Back in March when the first Lockdown was imposed on us things were very different.
Leading up to that moment we had traded at full capacity. Yes the instant lockdown was daunting but financial we'd had a good year so far. Turning our little bar into a bottle shop was done overnight. Furlough was in place, people were saving money by not partying or eating out most weekends. Although people were essentially trapped in their home, their online spending behaviour was more frivolous. Summer helped too, warm weather meant the need for cold beer escalated. Our orders where flying in, so much so that we ran out of draft crowlers. We felt that we'd ridden the storm and come July we were ready to throw open our doors once more to welcome our customers back.
We took the decision to take our time reopening, wanting to get the new measures right to make the environment a safe place. Reopening on that first day was terrifying, we felt the pressure to get it right and the awful consequences of getting it wrong. We worked together everyday for 2 months to ensure the new systems we put in place were fool proof, again to keep our customers and staff safe. It was a great day when we welcomed our staff back. We felt like we bombarded them with so much information but they took the information in and were raring to go. During the time that we were allowed to trade we adjusted to every new restriction thrown at us. From the social distancing, hand sanitising, table service to begin with, followed by adjusting to the new track & trace app, making face masks compulsory and the rule of six. Nearly every customer respected the rules and the position we were in to enforce them however some didn't take it so well by verbally abusing the staff. It felt like everyday a new restriction was brought into action, with each day our trade disappearing before our very eyes. The 10pm curfew didn't help, ringing last orders at 9.30pm was heartbreaking, people not bothering to go out because what was the point for an hour or two? Our stress levels were through the roof, having police vans lined up on that first Friday to ensure our doors were locked was so intimidating. The real kicker was the same household rule. On the Saturday we had 14 people in the bar and we were at capacity. It was upsetting to see regulars sitting on separate tables, not being able to talk to one another which was their way of letting off steam when coping with this horrible situation. Having to deal with angry customers who's line was usually well Wetherspoons let us all sit together. It was a desperate situation and our takings were 60% down, this meant we couldn't afford to pay our staff, sending them home on the Sunday, 2 weeks before the local lockdown was horrendous and not being able to give them an answer as to when they'd return. Our only solution to this dire situation was a short but severe lockdown like back in March. Nip the rising figures in the bud. In our eyes the quicker we could reduce the figures the quicker we could get back to normality.

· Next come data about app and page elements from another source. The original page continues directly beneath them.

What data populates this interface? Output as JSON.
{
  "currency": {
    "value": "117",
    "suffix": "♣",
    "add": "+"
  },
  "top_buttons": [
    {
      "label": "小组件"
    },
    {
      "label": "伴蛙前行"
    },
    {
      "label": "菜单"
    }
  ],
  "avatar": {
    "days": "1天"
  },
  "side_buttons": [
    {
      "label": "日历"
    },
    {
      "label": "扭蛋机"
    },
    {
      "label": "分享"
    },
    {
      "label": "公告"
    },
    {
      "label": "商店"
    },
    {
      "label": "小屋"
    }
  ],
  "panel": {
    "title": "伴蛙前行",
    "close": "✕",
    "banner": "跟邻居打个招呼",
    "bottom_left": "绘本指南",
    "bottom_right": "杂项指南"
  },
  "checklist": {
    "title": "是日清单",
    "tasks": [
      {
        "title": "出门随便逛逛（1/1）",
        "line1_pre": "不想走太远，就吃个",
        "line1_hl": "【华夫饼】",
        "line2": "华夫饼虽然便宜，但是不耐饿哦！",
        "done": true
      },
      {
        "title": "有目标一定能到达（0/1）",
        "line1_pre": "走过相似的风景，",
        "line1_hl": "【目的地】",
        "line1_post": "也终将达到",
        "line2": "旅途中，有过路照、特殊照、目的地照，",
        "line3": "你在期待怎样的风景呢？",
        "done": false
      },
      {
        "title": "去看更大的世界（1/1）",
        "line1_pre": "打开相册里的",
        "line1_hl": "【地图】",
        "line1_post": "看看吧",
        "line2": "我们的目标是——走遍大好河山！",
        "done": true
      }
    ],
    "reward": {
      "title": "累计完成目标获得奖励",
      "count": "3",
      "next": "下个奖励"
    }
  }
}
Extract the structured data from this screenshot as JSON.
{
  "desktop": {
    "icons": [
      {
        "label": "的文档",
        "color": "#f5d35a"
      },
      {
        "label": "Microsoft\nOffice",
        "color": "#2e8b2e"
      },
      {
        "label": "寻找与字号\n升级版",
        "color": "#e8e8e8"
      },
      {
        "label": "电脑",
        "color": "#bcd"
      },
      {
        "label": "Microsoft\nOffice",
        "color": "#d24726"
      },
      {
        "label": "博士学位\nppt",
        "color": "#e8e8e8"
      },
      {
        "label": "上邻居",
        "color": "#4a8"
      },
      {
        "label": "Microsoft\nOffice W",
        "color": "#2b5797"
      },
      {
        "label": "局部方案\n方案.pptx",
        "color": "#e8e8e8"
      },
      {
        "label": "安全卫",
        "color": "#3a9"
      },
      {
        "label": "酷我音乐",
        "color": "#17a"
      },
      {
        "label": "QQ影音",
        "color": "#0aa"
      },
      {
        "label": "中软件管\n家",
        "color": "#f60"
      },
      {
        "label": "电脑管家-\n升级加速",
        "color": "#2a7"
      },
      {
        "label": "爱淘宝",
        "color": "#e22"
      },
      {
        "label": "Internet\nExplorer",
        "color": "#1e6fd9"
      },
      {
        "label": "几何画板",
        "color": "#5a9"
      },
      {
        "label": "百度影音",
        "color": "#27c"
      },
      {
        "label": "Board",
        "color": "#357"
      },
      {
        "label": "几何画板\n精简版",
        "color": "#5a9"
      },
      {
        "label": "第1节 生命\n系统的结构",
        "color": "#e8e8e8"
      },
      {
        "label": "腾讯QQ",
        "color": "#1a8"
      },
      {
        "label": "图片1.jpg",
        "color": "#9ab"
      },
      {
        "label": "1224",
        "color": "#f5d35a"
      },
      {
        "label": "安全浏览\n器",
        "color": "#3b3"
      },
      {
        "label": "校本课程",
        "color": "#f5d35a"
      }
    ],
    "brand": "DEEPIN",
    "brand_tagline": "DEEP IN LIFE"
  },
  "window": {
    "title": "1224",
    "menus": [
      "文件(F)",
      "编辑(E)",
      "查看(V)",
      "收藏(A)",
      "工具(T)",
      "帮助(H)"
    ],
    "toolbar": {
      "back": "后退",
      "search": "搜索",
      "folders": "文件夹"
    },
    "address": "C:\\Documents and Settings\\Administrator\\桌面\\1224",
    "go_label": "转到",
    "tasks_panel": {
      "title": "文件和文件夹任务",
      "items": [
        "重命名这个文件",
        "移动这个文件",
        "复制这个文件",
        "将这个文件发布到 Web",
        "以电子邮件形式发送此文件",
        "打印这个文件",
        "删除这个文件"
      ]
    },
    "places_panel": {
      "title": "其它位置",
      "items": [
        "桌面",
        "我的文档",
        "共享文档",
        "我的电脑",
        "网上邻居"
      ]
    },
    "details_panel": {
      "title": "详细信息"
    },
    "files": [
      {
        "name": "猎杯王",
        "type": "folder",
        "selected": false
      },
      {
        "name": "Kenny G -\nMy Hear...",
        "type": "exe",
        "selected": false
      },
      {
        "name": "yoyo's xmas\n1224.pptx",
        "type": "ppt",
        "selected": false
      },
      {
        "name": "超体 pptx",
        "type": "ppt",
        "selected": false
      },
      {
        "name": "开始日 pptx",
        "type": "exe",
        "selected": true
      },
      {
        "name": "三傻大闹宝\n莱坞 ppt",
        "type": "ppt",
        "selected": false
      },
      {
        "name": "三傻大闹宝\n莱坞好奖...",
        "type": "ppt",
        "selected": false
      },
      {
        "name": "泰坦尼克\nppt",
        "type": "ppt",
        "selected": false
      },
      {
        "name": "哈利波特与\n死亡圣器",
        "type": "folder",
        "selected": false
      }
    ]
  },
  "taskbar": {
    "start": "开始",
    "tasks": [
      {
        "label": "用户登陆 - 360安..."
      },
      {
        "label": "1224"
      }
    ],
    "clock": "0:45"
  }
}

So then came the tier 3 local lockdown.
Not exactly the lockdown we'd be hoping for. A half hearted closing of bars and other sectors, while allowing bars who served food to remain open. The unknown is a terrifying thing the not knowing when we'll be allowed to reopen is hard to deal with.
This lockdown is destroying bars and small independent restaurants. Straight away we noticed that the spending habits have changed, people are worried about their income with the new furlough scheme not paying enough, job security, Christmas looming and are tightening their belts and for this I can't blame them, we ourselves are doing just that. With the first lockdown we had a good few months of trade behind us, however we are going into this lockdown already 60% down. Orders are trickling in but not enough to keep us afloat and with each day our positivity is seeping away. We are having sleepless nights, trying desperately to think of things we can do to keep our head above water but the reality is our future is more uncertain than ever. We are by no means on our own in this, many of our friends who have their independent business are in the same boat.
This isn't a plea to spend all your money on us more of a stop and think when buying your beer. The £1 you might save on a beer could actually help save a bar that is loved by all.